• Task directions
Write the material out again, line by line, exactly as it is.

• Data for this exercise
- - -

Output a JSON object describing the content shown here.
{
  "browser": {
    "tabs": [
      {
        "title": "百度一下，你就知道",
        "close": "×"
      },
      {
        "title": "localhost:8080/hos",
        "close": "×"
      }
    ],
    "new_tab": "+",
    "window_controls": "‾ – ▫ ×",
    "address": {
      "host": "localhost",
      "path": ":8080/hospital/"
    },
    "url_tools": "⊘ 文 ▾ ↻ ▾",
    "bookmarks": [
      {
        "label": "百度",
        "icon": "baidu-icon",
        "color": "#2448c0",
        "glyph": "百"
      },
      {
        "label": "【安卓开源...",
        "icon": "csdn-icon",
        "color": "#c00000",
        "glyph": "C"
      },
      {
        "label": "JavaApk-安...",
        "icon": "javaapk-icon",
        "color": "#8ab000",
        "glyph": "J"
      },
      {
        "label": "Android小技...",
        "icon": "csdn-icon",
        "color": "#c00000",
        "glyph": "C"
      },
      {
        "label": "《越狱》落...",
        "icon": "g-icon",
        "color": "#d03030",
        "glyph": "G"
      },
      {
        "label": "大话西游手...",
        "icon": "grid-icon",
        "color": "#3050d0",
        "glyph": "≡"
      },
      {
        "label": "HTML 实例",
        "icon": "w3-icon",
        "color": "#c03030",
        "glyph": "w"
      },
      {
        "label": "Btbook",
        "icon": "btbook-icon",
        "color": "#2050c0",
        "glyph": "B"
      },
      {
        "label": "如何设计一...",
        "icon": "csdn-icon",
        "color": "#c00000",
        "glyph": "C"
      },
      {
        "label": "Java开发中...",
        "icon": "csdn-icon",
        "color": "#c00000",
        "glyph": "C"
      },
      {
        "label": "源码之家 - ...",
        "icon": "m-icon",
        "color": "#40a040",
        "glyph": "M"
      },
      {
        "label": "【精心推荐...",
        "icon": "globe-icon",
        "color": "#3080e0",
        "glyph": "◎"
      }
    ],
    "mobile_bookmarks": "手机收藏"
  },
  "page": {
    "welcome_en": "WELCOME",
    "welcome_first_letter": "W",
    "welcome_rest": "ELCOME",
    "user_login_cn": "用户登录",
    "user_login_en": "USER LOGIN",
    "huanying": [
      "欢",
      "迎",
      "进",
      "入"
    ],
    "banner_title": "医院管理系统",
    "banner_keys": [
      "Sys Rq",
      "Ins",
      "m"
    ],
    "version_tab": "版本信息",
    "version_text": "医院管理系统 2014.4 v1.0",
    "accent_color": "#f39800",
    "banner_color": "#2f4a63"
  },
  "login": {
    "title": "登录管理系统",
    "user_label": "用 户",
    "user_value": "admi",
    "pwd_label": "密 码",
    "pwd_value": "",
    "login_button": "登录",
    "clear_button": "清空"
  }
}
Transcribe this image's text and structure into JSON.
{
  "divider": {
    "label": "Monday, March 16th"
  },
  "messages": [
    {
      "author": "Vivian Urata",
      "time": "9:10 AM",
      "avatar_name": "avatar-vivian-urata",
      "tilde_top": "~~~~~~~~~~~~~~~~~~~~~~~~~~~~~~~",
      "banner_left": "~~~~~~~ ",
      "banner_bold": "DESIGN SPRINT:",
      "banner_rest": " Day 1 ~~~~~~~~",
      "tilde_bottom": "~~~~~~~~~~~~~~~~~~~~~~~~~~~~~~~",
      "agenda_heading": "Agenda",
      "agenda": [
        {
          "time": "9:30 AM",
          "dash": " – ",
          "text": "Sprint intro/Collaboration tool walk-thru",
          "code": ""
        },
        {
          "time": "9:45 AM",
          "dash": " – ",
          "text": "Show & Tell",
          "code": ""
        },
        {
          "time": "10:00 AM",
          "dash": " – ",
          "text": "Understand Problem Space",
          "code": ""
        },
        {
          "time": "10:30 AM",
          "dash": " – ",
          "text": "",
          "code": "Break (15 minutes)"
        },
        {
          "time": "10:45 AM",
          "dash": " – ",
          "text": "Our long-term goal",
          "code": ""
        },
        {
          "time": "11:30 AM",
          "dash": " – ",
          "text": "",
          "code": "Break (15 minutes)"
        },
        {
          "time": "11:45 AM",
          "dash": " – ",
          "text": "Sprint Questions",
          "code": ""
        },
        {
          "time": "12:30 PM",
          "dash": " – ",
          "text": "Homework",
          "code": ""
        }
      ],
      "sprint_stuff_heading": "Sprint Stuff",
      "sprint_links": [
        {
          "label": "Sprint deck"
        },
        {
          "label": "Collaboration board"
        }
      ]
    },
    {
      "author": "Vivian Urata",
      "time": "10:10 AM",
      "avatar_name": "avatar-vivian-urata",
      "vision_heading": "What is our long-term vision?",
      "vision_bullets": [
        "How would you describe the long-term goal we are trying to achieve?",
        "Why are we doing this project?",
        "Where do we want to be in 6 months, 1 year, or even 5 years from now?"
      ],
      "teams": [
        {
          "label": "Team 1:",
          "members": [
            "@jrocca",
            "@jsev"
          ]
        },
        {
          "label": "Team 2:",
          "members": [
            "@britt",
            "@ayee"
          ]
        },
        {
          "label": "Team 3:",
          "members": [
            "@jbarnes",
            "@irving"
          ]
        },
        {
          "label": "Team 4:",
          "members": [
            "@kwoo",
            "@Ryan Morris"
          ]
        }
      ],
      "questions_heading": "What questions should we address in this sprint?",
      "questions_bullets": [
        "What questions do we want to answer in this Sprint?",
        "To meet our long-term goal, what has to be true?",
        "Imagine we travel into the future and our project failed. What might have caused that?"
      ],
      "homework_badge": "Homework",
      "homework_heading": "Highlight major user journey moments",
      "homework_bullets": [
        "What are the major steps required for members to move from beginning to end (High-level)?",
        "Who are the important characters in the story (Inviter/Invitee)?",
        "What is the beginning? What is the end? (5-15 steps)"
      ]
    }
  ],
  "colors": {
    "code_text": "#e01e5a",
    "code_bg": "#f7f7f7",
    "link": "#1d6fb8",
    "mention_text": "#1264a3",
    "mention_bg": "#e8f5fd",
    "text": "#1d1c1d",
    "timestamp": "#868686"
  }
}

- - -

• Result for this exercise
Output a JSON object describing the content shown here.
{
  "browser": {
    "tabs": [
      {
        "title": "百度一下，你就知道",
        "close": "×"
      },
      {
        "title": "localhost:8080/hos",
        "close": "×"
      }
    ],
    "new_tab": "+",
    "window_controls": "‾ – ▫ ×",
    "address": {
      "host": "localhost",
      "path": ":8080/hospital/"
    },
    "url_tools": "⊘ 文 ▾ ↻ ▾",
    "bookmarks": [
      {
        "label": "百度",
        "icon": "baidu-icon",
        "color": "#2448c0",
        "glyph": "百"
      },
      {
        "label": "【安卓开源...",
        "icon": "csdn-icon",
        "color": "#c00000",
        "glyph": "C"
      },
      {
        "label": "JavaApk-安...",
        "icon": "javaapk-icon",
        "color": "#8ab000",
        "glyph": "J"
      },
      {
        "label": "Android小技...",
        "icon": "csdn-icon",
        "color": "#c00000",
        "glyph": "C"
      },
      {
        "label": "《越狱》落...",
        "icon": "g-icon",
        "color": "#d03030",
        "glyph": "G"
      },
      {
        "label": "大话西游手...",
        "icon": "grid-icon",
        "color": "#3050d0",
        "glyph": "≡"
      },
      {
        "label": "HTML 实例",
        "icon": "w3-icon",
        "color": "#c03030",
        "glyph": "w"
      },
      {
        "label": "Btbook",
        "icon": "btbook-icon",
        "color": "#2050c0",
        "glyph": "B"
      },
      {
        "label": "如何设计一...",
        "icon": "csdn-icon",
        "color": "#c00000",
        "glyph": "C"
      },
      {
        "label": "Java开发中...",
        "icon": "csdn-icon",
        "color": "#c00000",
        "glyph": "C"
      },
      {
        "label": "源码之家 - ...",
        "icon": "m-icon",
        "color": "#40a040",
        "glyph": "M"
      },
      {
        "label": "【精心推荐...",
        "icon": "globe-icon",
        "color": "#3080e0",
        "glyph": "◎"
      }
    ],
    "mobile_bookmarks": "手机收藏"
  },
  "page": {
    "welcome_en": "WELCOME",
    "welcome_first_letter": "W",
    "welcome_rest": "ELCOME",
    "user_login_cn": "用户登录",
    "user_login_en": "USER LOGIN",
    "huanying": [
      "欢",
      "迎",
      "进",
      "入"
    ],
    "banner_title": "医院管理系统",
    "banner_keys": [
      "Sys Rq",
      "Ins",
      "m"
    ],
    "version_tab": "版本信息",
    "version_text": "医院管理系统 2014.4 v1.0",
    "accent_color": "#f39800",
    "banner_color": "#2f4a63"
  },
  "login": {
    "title": "登录管理系统",
    "user_label": "用 户",
    "user_value": "admi",
    "pwd_label": "密 码",
    "pwd_value": "",
    "login_button": "登录",
    "clear_button": "清空"
  }
}
Transcribe this image's text and structure into JSON.
{
  "divider": {
    "label": "Monday, March 16th"
  },
  "messages": [
    {
      "author": "Vivian Urata",
      "time": "9:10 AM",
      "avatar_name": "avatar-vivian-urata",
      "tilde_top": "~~~~~~~~~~~~~~~~~~~~~~~~~~~~~~~",
      "banner_left": "~~~~~~~ ",
      "banner_bold": "DESIGN SPRINT:",
      "banner_rest": " Day 1 ~~~~~~~~",
      "tilde_bottom": "~~~~~~~~~~~~~~~~~~~~~~~~~~~~~~~",
      "agenda_heading": "Agenda",
      "agenda": [
        {
          "time": "9:30 AM",
          "dash": " – ",
          "text": "Sprint intro/Collaboration tool walk-thru",
          "code": ""
        },
        {
          "time": "9:45 AM",
          "dash": " – ",
          "text": "Show & Tell",
          "code": ""
        },
        {
          "time": "10:00 AM",
          "dash": " – ",
          "text": "Understand Problem Space",
          "code": ""
        },
        {
          "time": "10:30 AM",
          "dash": " – ",
          "text": "",
          "code": "Break (15 minutes)"
        },
        {
          "time": "10:45 AM",
          "dash": " – ",
          "text": "Our long-term goal",
          "code": ""
        },
        {
          "time": "11:30 AM",
          "dash": " – ",
          "text": "",
          "code": "Break (15 minutes)"
        },
        {
          "time": "11:45 AM",
          "dash": " – ",
          "text": "Sprint Questions",
          "code": ""
        },
        {
          "time": "12:30 PM",
          "dash": " – ",
          "text": "Homework",
          "code": ""
        }
      ],
      "sprint_stuff_heading": "Sprint Stuff",
      "sprint_links": [
        {
          "label": "Sprint deck"
        },
        {
          "label": "Collaboration board"
        }
      ]
    },
    {
      "author": "Vivian Urata",
      "time": "10:10 AM",
      "avatar_name": "avatar-vivian-urata",
      "vision_heading": "What is our long-term vision?",
      "vision_bullets": [
        "How would you describe the long-term goal we are trying to achieve?",
        "Why are we doing this project?",
        "Where do we want to be in 6 months, 1 year, or even 5 years from now?"
      ],
      "teams": [
        {
          "label": "Team 1:",
          "members": [
            "@jrocca",
            "@jsev"
          ]
        },
        {
          "label": "Team 2:",
          "members": [
            "@britt",
            "@ayee"
          ]
        },
        {
          "label": "Team 3:",
          "members": [
            "@jbarnes",
            "@irving"
          ]
        },
        {
          "label": "Team 4:",
          "members": [
            "@kwoo",
            "@Ryan Morris"
          ]
        }
      ],
      "questions_heading": "What questions should we address in this sprint?",
      "questions_bullets": [
        "What questions do we want to answer in this Sprint?",
        "To meet our long-term goal, what has to be true?",
        "Imagine we travel into the future and our project failed. What might have caused that?"
      ],
      "homework_badge": "Homework",
      "homework_heading": "Highlight major user journey moments",
      "homework_bullets": [
        "What are the major steps required for members to move from beginning to end (High-level)?",
        "Who are the important characters in the story (Inviter/Invitee)?",
        "What is the beginning? What is the end? (5-15 steps)"
      ]
    }
  ],
  "colors": {
    "code_text": "#e01e5a",
    "code_bg": "#f7f7f7",
    "link": "#1d6fb8",
    "mention_text": "#1264a3",
    "mention_bg": "#e8f5fd",
    "text": "#1d1c1d",
    "timestamp": "#868686"
  }
}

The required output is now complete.